For Washington small groups, our online quoting system will soon ask you to confirm whether Medicare is the primary or secondary payer for employees 65 or older. To determine this, you must know your employer size.
Medicare secondary payer status affects small group rates in Washington for employers with individuals age 65 or older enrolled in their group health plan. Currently, Oregon rates are not affected by this rule.
The rule of 20 or more
- Medicare is the secondary payer if the employer has had 20 or more employees in each of 20 or more calendar weeks in the current or preceding calendar year. The 20 calendar weeks do not have to be consecutive.
- Medicare is the primary payer if the employer did not have 20 or more employees in each of 20 or more calendar weeks in the current or preceding calendar year.
- It is important that you count the total number of employees for all entities on the tax return.
Your employee count should be the total number of nationwide full-time employees, part-time employees, seasonal employees and partners who work or who are expected to report for work on a particular day. Do not count retirees, COBRA-qualified beneficiaries and individuals on other continuation options, and self-employed individuals who participate in the employer's group health plan.

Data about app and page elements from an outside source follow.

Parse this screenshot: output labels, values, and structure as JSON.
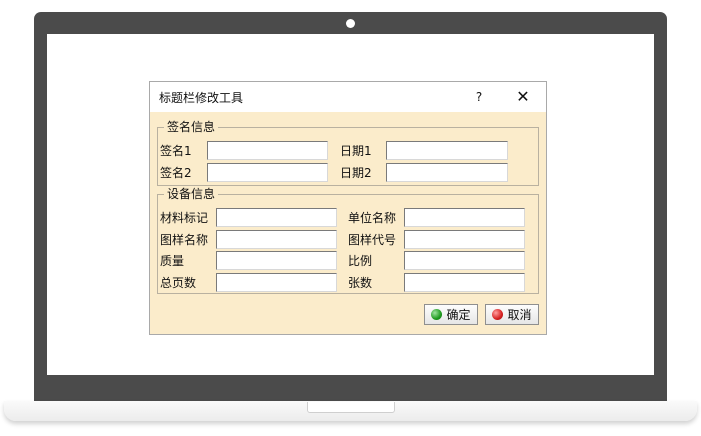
{
  "dialog": {
    "title": "标题栏修改工具",
    "help": "?",
    "close": "✕"
  },
  "signature_group": {
    "title": "签名信息",
    "fields": [
      {
        "label": "签名1",
        "value": ""
      },
      {
        "label": "日期1",
        "value": ""
      },
      {
        "label": "签名2",
        "value": ""
      },
      {
        "label": "日期2",
        "value": ""
      }
    ]
  },
  "device_group": {
    "title": "设备信息",
    "fields": [
      {
        "label": "材料标记",
        "value": ""
      },
      {
        "label": "单位名称",
        "value": ""
      },
      {
        "label": "图样名称",
        "value": ""
      },
      {
        "label": "图样代号",
        "value": ""
      },
      {
        "label": "质量",
        "value": ""
      },
      {
        "label": "比例",
        "value": ""
      },
      {
        "label": "总页数",
        "value": ""
      },
      {
        "label": "张数",
        "value": ""
      }
    ]
  },
  "buttons": {
    "ok": "确定",
    "cancel": "取消"
  },
  "colors": {
    "dialog_bg": "#fbeccb",
    "bezel": "#4b4b4b"
  }
}
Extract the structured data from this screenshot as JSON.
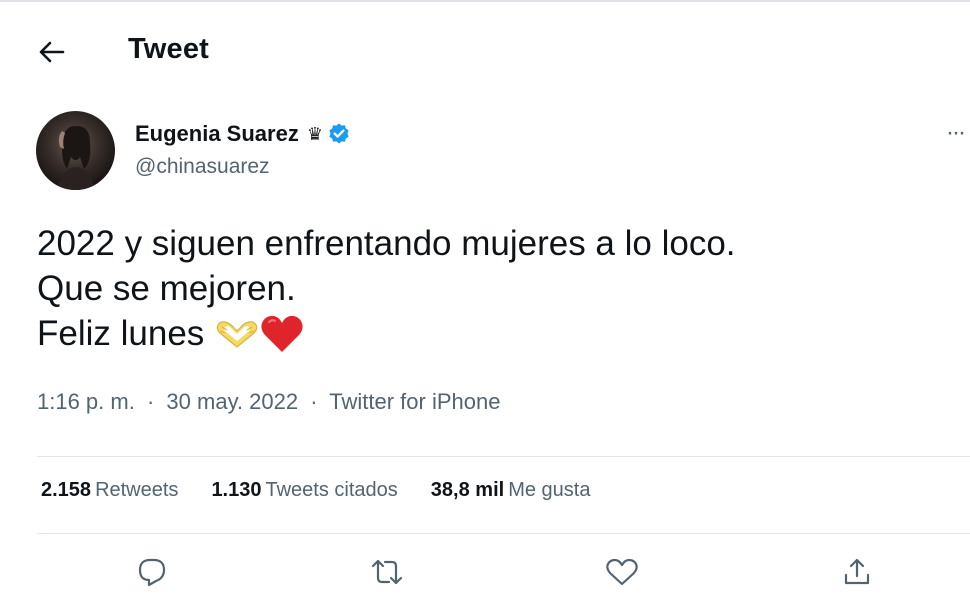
{
  "header": {
    "back_icon": "arrow-left-icon",
    "title": "Tweet"
  },
  "author": {
    "display_name": "Eugenia Suarez",
    "name_emoji": "♛",
    "verified_icon": "verified-badge-icon",
    "verified_color": "#1d9bf0",
    "handle": "@chinasuarez"
  },
  "more_icon": "more-options-icon",
  "more_label": "···",
  "tweet": {
    "lines": [
      "2022 y siguen enfrentando mujeres a lo loco.",
      "Que se mejoren.",
      "Feliz lunes"
    ],
    "emojis": [
      "heart-hands-emoji",
      "red-heart-emoji"
    ]
  },
  "meta": {
    "time": "1:16 p. m.",
    "separator": "·",
    "date": "30 may. 2022",
    "source": "Twitter for iPhone"
  },
  "stats": {
    "retweets_count": "2.158",
    "retweets_label": "Retweets",
    "quotes_count": "1.130",
    "quotes_label": "Tweets citados",
    "likes_count": "38,8 mil",
    "likes_label": "Me gusta"
  },
  "actions": [
    {
      "icon": "reply-icon"
    },
    {
      "icon": "retweet-icon"
    },
    {
      "icon": "like-icon"
    },
    {
      "icon": "share-icon"
    }
  ],
  "colors": {
    "text_primary": "#0f1419",
    "text_secondary": "#536471",
    "divider": "#e1e6ea",
    "heart_red": "#e0242c",
    "heart_hands_yellow": "#f6d964"
  }
}
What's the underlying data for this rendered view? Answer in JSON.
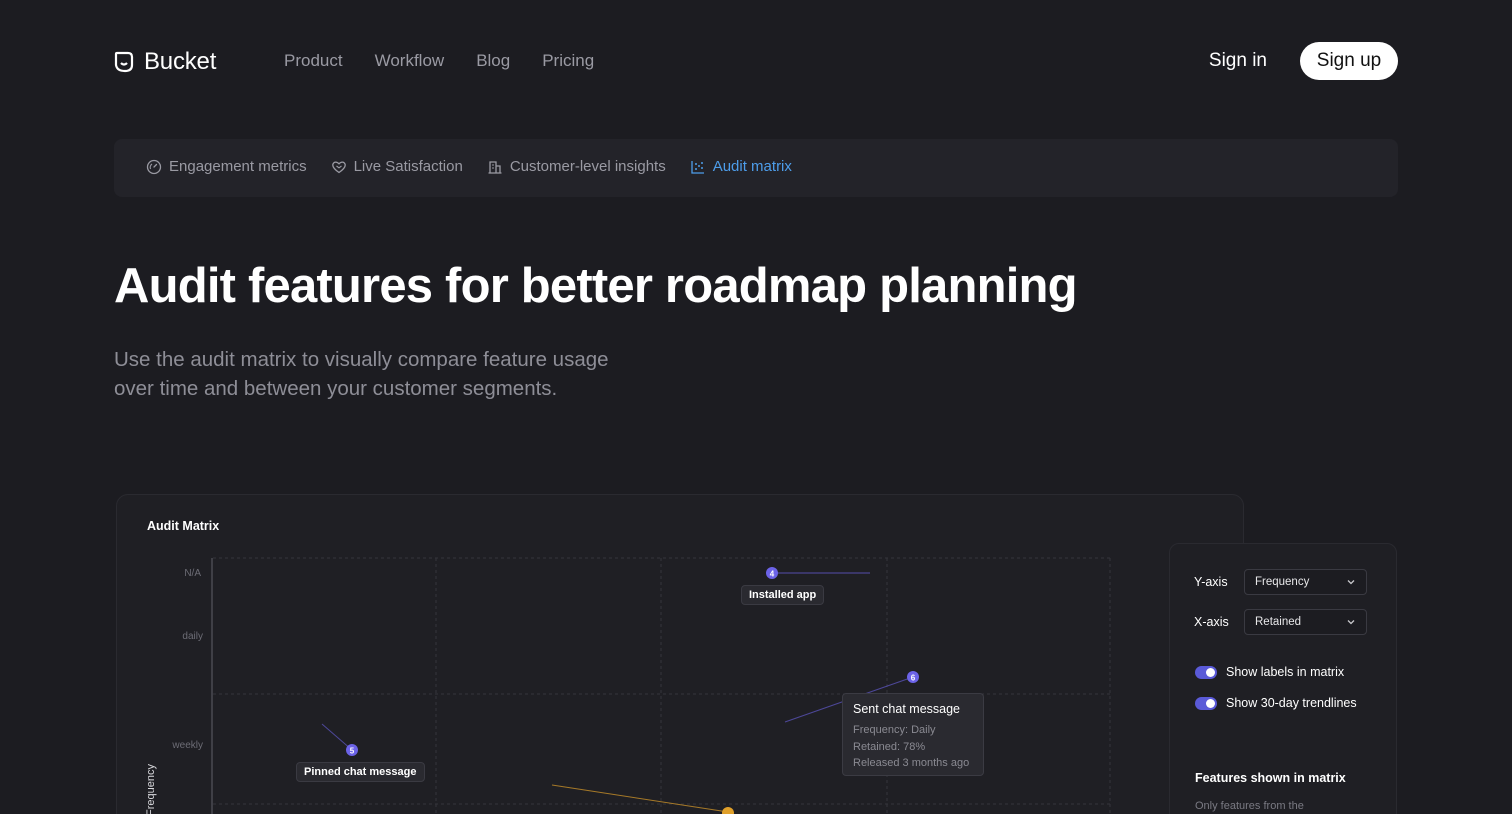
{
  "nav": {
    "brand": "Bucket",
    "brand_icon": "bucket-logo-icon",
    "links": [
      "Product",
      "Workflow",
      "Blog",
      "Pricing"
    ],
    "sign_in": "Sign in",
    "sign_up": "Sign up"
  },
  "tabs": [
    {
      "label": "Engagement metrics",
      "icon": "gauge-icon",
      "active": false
    },
    {
      "label": "Live Satisfaction",
      "icon": "heart-handshake-icon",
      "active": false
    },
    {
      "label": "Customer-level insights",
      "icon": "building-icon",
      "active": false
    },
    {
      "label": "Audit matrix",
      "icon": "scatter-chart-icon",
      "active": true
    }
  ],
  "hero": {
    "title": "Audit features for better roadmap planning",
    "subtitle": "Use the audit matrix to visually compare feature usage over time and between your customer segments."
  },
  "matrix": {
    "title": "Audit Matrix",
    "y_axis_label": "Frequency",
    "y_ticks": [
      "N/A",
      "daily",
      "weekly"
    ],
    "points": [
      {
        "id": "4",
        "label": "Installed app",
        "color": "#6c63e8"
      },
      {
        "id": "6",
        "label": "",
        "color": "#6c63e8"
      },
      {
        "id": "5",
        "label": "Pinned chat message",
        "color": "#6c63e8"
      }
    ],
    "tooltip": {
      "title": "Sent chat message",
      "frequency": "Frequency: Daily",
      "retained": "Retained: 78%",
      "released": "Released 3 months ago"
    },
    "accent_purple": "#6c63e8",
    "accent_orange": "#e0a02a"
  },
  "controls": {
    "y_axis_label": "Y-axis",
    "y_axis_value": "Frequency",
    "x_axis_label": "X-axis",
    "x_axis_value": "Retained",
    "toggle_labels": "Show labels in matrix",
    "toggle_labels_on": true,
    "toggle_trend": "Show 30-day trendlines",
    "toggle_trend_on": true,
    "features_title": "Features shown in matrix",
    "features_desc": "Only features from the"
  }
}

Different rules apply for coordination of benefits for Medicare-eligible disabled beneficiaries and those with end-stage renal disease, but these do not affect rates in either Oregon or Washington.
We also will be reaching out to groups and following up with you soon to describe how these rules apply to new Medicare secondary payer reporting requirements that affect all groups.
For complete information about Medicare secondary payer guidelines, consult The Centers for Medicare & Medicaid Service's Medicare Secondary Payer Manual.